WORK REQUIRED =>
The records follow. Retype them without a single change.

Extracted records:
---

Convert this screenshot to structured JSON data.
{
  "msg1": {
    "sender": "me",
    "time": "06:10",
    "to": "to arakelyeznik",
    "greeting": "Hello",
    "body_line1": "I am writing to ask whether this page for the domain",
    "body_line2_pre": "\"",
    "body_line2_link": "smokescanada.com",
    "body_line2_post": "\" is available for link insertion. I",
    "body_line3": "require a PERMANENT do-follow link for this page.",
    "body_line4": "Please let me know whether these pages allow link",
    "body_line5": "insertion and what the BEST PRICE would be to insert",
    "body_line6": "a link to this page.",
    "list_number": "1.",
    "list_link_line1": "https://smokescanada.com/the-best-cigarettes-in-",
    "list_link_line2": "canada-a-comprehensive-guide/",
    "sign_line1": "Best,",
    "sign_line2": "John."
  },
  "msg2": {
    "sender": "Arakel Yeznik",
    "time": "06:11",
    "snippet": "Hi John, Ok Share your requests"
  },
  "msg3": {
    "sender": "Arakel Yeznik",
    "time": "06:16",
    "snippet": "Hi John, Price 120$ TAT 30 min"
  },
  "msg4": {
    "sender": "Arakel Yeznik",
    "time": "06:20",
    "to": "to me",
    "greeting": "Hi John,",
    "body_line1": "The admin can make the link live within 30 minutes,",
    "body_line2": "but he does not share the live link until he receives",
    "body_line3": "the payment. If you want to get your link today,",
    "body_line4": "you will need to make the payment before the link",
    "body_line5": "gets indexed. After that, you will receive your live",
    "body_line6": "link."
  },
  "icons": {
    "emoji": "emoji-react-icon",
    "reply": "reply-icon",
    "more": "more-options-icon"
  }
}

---

RESULT OF THE TASK =>
Convert this screenshot to structured JSON data.
{
  "msg1": {
    "sender": "me",
    "time": "06:10",
    "to": "to arakelyeznik",
    "greeting": "Hello",
    "body_line1": "I am writing to ask whether this page for the domain",
    "body_line2_pre": "\"",
    "body_line2_link": "smokescanada.com",
    "body_line2_post": "\" is available for link insertion. I",
    "body_line3": "require a PERMANENT do-follow link for this page.",
    "body_line4": "Please let me know whether these pages allow link",
    "body_line5": "insertion and what the BEST PRICE would be to insert",
    "body_line6": "a link to this page.",
    "list_number": "1.",
    "list_link_line1": "https://smokescanada.com/the-best-cigarettes-in-",
    "list_link_line2": "canada-a-comprehensive-guide/",
    "sign_line1": "Best,",
    "sign_line2": "John."
  },
  "msg2": {
    "sender": "Arakel Yeznik",
    "time": "06:11",
    "snippet": "Hi John, Ok Share your requests"
  },
  "msg3": {
    "sender": "Arakel Yeznik",
    "time": "06:16",
    "snippet": "Hi John, Price 120$ TAT 30 min"
  },
  "msg4": {
    "sender": "Arakel Yeznik",
    "time": "06:20",
    "to": "to me",
    "greeting": "Hi John,",
    "body_line1": "The admin can make the link live within 30 minutes,",
    "body_line2": "but he does not share the live link until he receives",
    "body_line3": "the payment. If you want to get your link today,",
    "body_line4": "you will need to make the payment before the link",
    "body_line5": "gets indexed. After that, you will receive your live",
    "body_line6": "link."
  },
  "icons": {
    "emoji": "emoji-react-icon",
    "reply": "reply-icon",
    "more": "more-options-icon"
  }
}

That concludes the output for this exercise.